Eating Mud Crabs in Kandahar

Eating Mud Crabs in Kandahar: Stories of Food during Wartime by the World's Leading Correspondents, Matt McAllester (Ed), University of California Press, $29.95.
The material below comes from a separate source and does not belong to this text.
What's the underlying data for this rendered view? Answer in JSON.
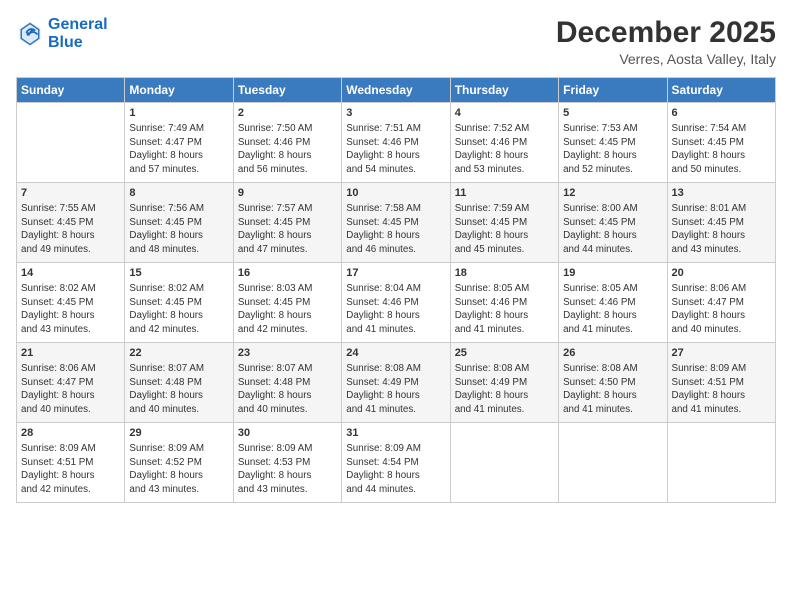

War correspondents face dangers most journalists will never encounter. Wearing flak jackets, avoiding injury or death while still getting to the heart of the action, and often living in some very barren conditions, these reporters willingly submit themselves to some of the roughest work conditions in the media business. But we all know about that, and expect it from them. What’s often less thought about is how they go about the basics of life; food for example. This series of short stories collected and edited by Matt McAllester presents a fun and interesting view on the experiences of down-to-earth journalists obtaining food during wartime. Despite being put up in one of the best hotels in Sarajevo at the time, Janine Di Giovanni describes her meals at the Holiday Inn as “simply something grainy and salty.” Scott Anderson talks about the training he went through in order to infiltrate the IRA (spoiler: he drank his way in). But not all suffer during wartime; Barbara Demick describes Kim Jong Il as someone with the attitude deficiencies of a foodie rivaling even the most spoilt New York hipster: “his palate was so sensitive that he could detect if the kitchen added a few grams too much sugar to the sushi rice.” The writing style of the articles makes light of the often inhuman conditions endured by the correspondents, and the differences of perception based on the authors’ nationalities bring some delightful variety to the stories. McAllester describes their essence: “food can be a rare source of comfort on the road.”